Vulnerable Houses in CHDHouses built by cutting hills vertically in urbanized hill communities.

From initial observation, I found that the tribal communities are also addressing the different thematic dimensions of vulnerability in relation to landslides:

Economic dimension: alternative livelihood options, less damage to physical assets, and not using the hills for commercial activities.

Social dimension: no massive damage to social systems ranging from individual to collective, accessibility to necessary infrastructure and services, and social cohesion.

Cultural dimension: by treating the hills as sacred place and using centuries-old rich indigenous and local knowledge to deal with the hill environment.

Environmental dimension: protecting the hills by not destroying the hill-forests and cutting the hills in an unstable manner.

Institutional dimension: there are no power politics and few external influences; instead there is a strong local and regional network with autonomous administration.

From my fieldwork, it is evident that the indigenous tribal communities in CHD are more resilient to landslides than the urbanized settlers. It would be highly recommended to address community vulnerability by incorporating indigenous knowledge in local planning to reduce the risks of landslide disasters in the highly urbanized hill areas of Bangladesh.

After several days of long and tiring work in the field, I took a boat ride with my field assistants; who are from the Marma tribe, in the Sangu River towards Remakri. The mesmerizing beauty of Sangu River, the surrounding green and untouched hills, the helpful tribal people, freedom from the chaotic and polluted city life and finally clean air and fresh food, all made me feel like I was in the most beautiful place on earth. I want to go back to this place again, just to enjoy the natural beauty and share some more moments with the indigenous tribal people of Bangladesh!

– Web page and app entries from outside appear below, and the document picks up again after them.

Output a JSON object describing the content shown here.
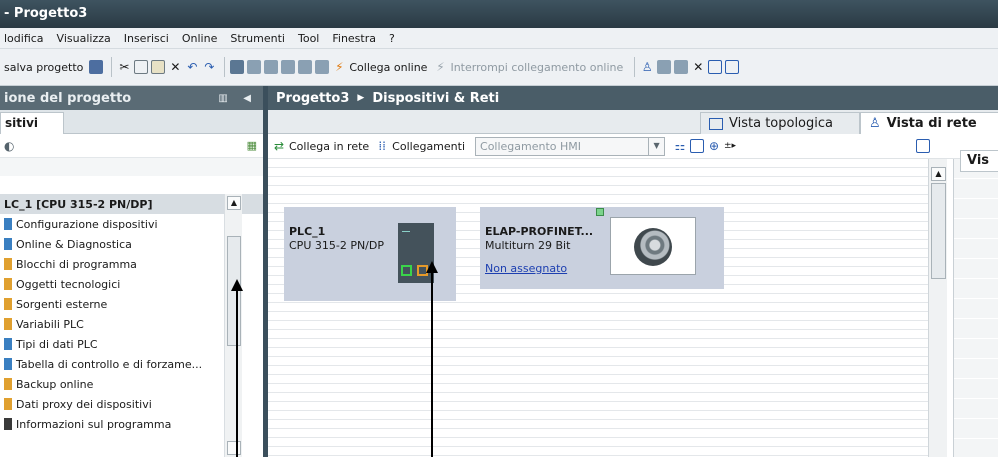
{
  "window": {
    "title": "- Progetto3"
  },
  "menu": [
    "lodifica",
    "Visualizza",
    "Inserisci",
    "Online",
    "Strumenti",
    "Tool",
    "Finestra",
    "?"
  ],
  "toolbar": {
    "save_label": "salva progetto",
    "connect_online_label": "Collega online",
    "disconnect_online_label": "Interrompi collegamento online"
  },
  "project_tree": {
    "header": "ione del progetto",
    "tab_label": "sitivi",
    "items": [
      {
        "label": "LC_1 [CPU 315-2 PN/DP]",
        "icon_color": "#c9d0de"
      },
      {
        "label": "Configurazione dispositivi",
        "icon_color": "#3a7fc1"
      },
      {
        "label": "Online & Diagnostica",
        "icon_color": "#3a7fc1"
      },
      {
        "label": "Blocchi di programma",
        "icon_color": "#e0a030"
      },
      {
        "label": "Oggetti tecnologici",
        "icon_color": "#e0a030"
      },
      {
        "label": "Sorgenti esterne",
        "icon_color": "#e0a030"
      },
      {
        "label": "Variabili PLC",
        "icon_color": "#e0a030"
      },
      {
        "label": "Tipi di dati PLC",
        "icon_color": "#3a7fc1"
      },
      {
        "label": "Tabella di controllo e di forzame...",
        "icon_color": "#3a7fc1"
      },
      {
        "label": "Backup online",
        "icon_color": "#e0a030"
      },
      {
        "label": "Dati proxy dei dispositivi",
        "icon_color": "#e0a030"
      },
      {
        "label": "Informazioni sul programma",
        "icon_color": "#3a3a3a"
      }
    ]
  },
  "editor": {
    "breadcrumb_project": "Progetto3",
    "breadcrumb_section": "Dispositivi & Reti",
    "tab_topology": "Vista topologica",
    "tab_network": "Vista di rete",
    "tab_table": "Vis",
    "connect_network_label": "Collega in rete",
    "connections_label": "Collegamenti",
    "connection_type_value": "Collegamento HMI"
  },
  "devices": {
    "plc": {
      "name": "PLC_1",
      "type": "CPU 315-2 PN/DP"
    },
    "elap": {
      "name": "ELAP-PROFINET...",
      "type": "Multiturn 29 Bit",
      "link": "Non assegnato"
    }
  },
  "colors": {
    "title_bar": "#2f4350",
    "panel_header": "#5a6b75",
    "device_box": "#c9d0de",
    "link": "#1d3fb0"
  }
}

Bayes_4 Bayes_5Scenic beauty of Sangu River, Bandarban.

© Bayes Ahmed